§ What to work on
Please find the lines in the following records that hold "查询结果", and copy them.

Dataset rows for apps and sites
=====
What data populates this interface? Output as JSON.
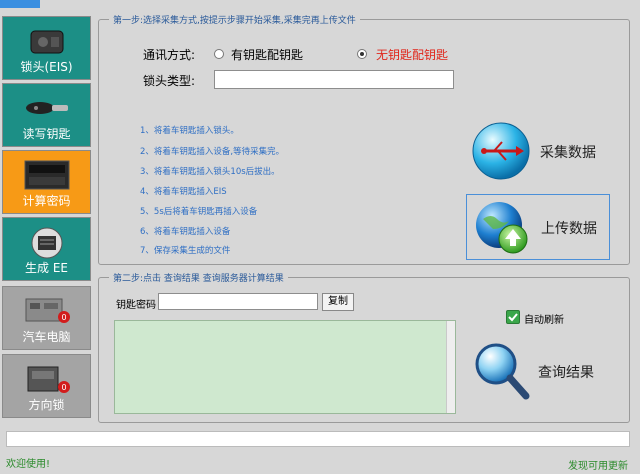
{
  "sidebar": {
    "items": [
      {
        "label": "锁头(EIS)"
      },
      {
        "label": "读写钥匙"
      },
      {
        "label": "计算密码"
      },
      {
        "label": "生成 EE"
      },
      {
        "label": "汽车电脑"
      },
      {
        "label": "方向锁"
      }
    ]
  },
  "step1": {
    "title": "第一步:选择采集方式,按提示步骤开始采集,采集完再上传文件",
    "comm_label": "通讯方式:",
    "opt_with_key": "有钥匙配钥匙",
    "opt_no_key": "无钥匙配钥匙",
    "lock_type_label": "锁头类型:",
    "lock_type_value": "",
    "instructions": [
      "1、将着车钥匙插入锁头。",
      "2、将着车钥匙插入设备,等待采集完。",
      "3、将着车钥匙插入锁头10s后拔出。",
      "4、将着车钥匙插入EIS",
      "5、5s后将着车钥匙再插入设备",
      "6、将着车钥匙插入设备",
      "7、保存采集生成的文件"
    ],
    "collect_label": "采集数据",
    "upload_label": "上传数据"
  },
  "step2": {
    "title": "第二步:点击 查询结果 查询服务器计算结果",
    "key_pwd_label": "钥匙密码",
    "key_pwd_value": "",
    "copy_label": "复制",
    "auto_refresh_label": "自动刷新",
    "query_label": "查询结果",
    "result_text": ""
  },
  "statusbar": {
    "welcome": "欢迎使用!",
    "update": "发现可用更新"
  },
  "colors": {
    "teal": "#1c8f86",
    "orange": "#f79a16",
    "accent_red": "#e0261b",
    "link_blue": "#2f6fc4"
  }
}
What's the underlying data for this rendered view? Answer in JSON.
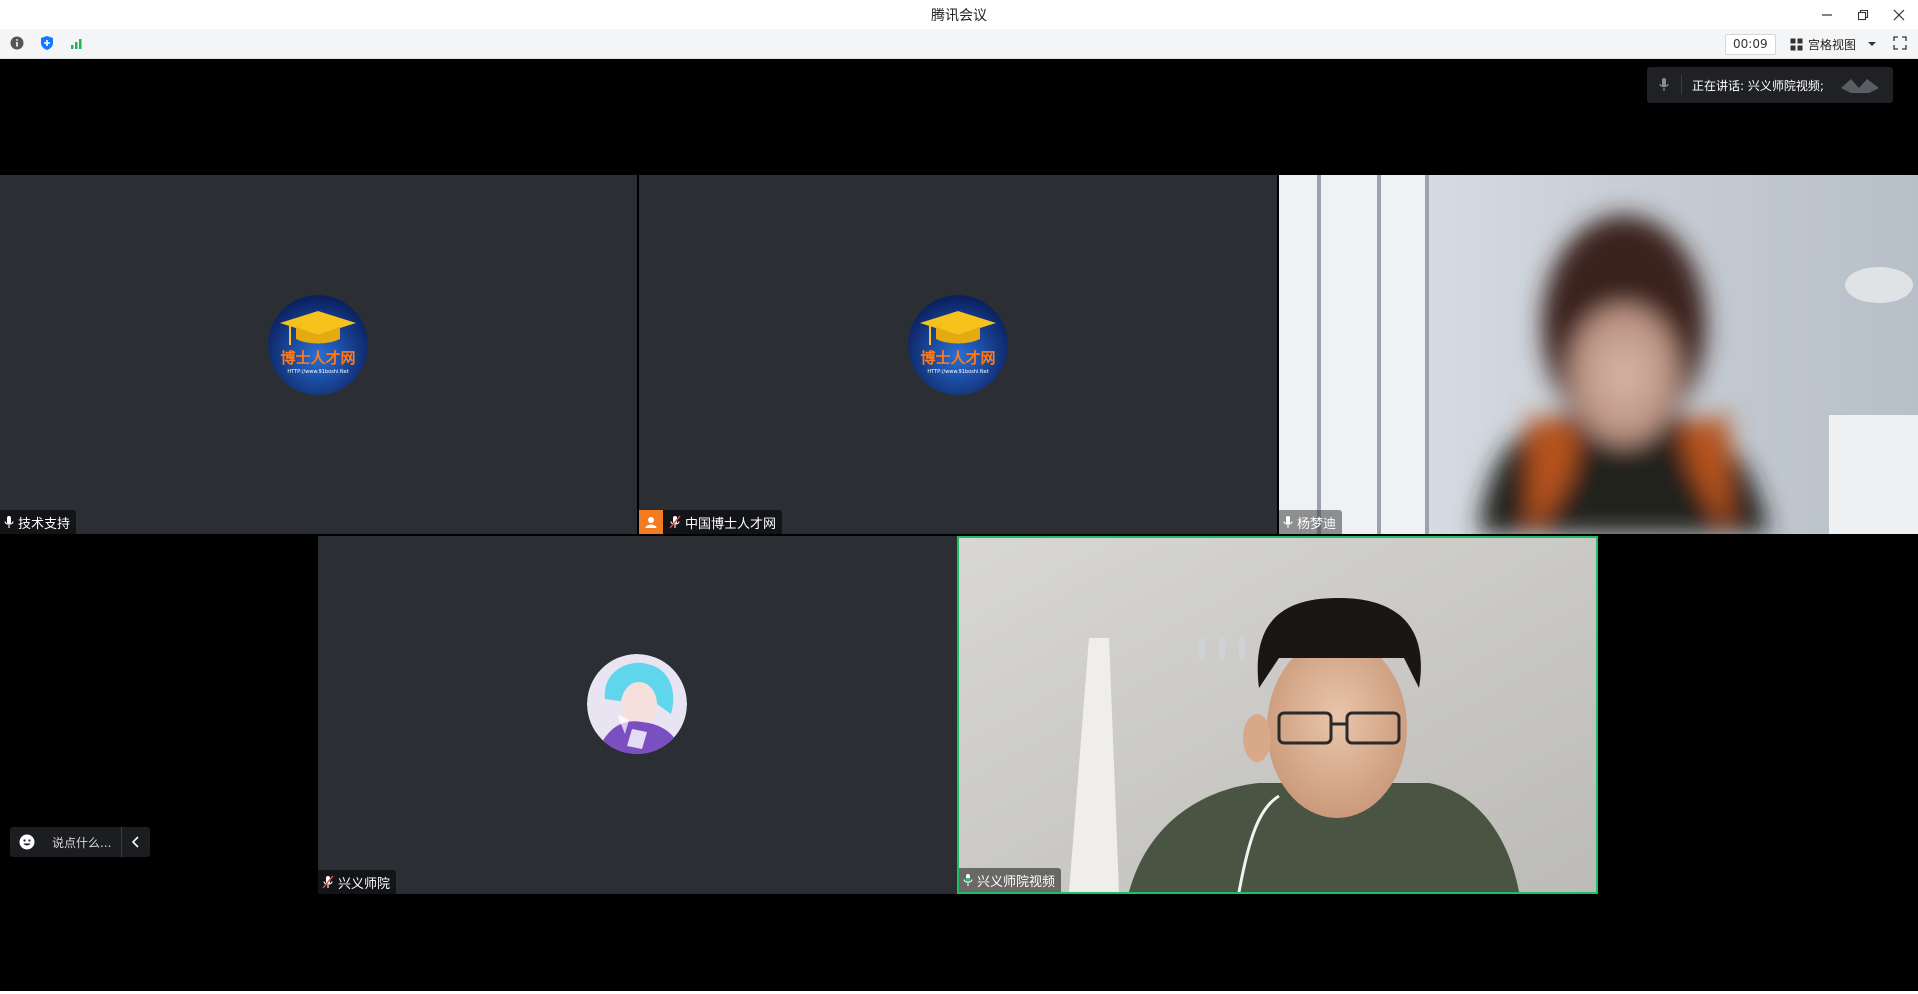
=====
§ Task result
    "title": "第二步:点击 查询结果 查询服务器计算结果",
    "query_label": "查询结果",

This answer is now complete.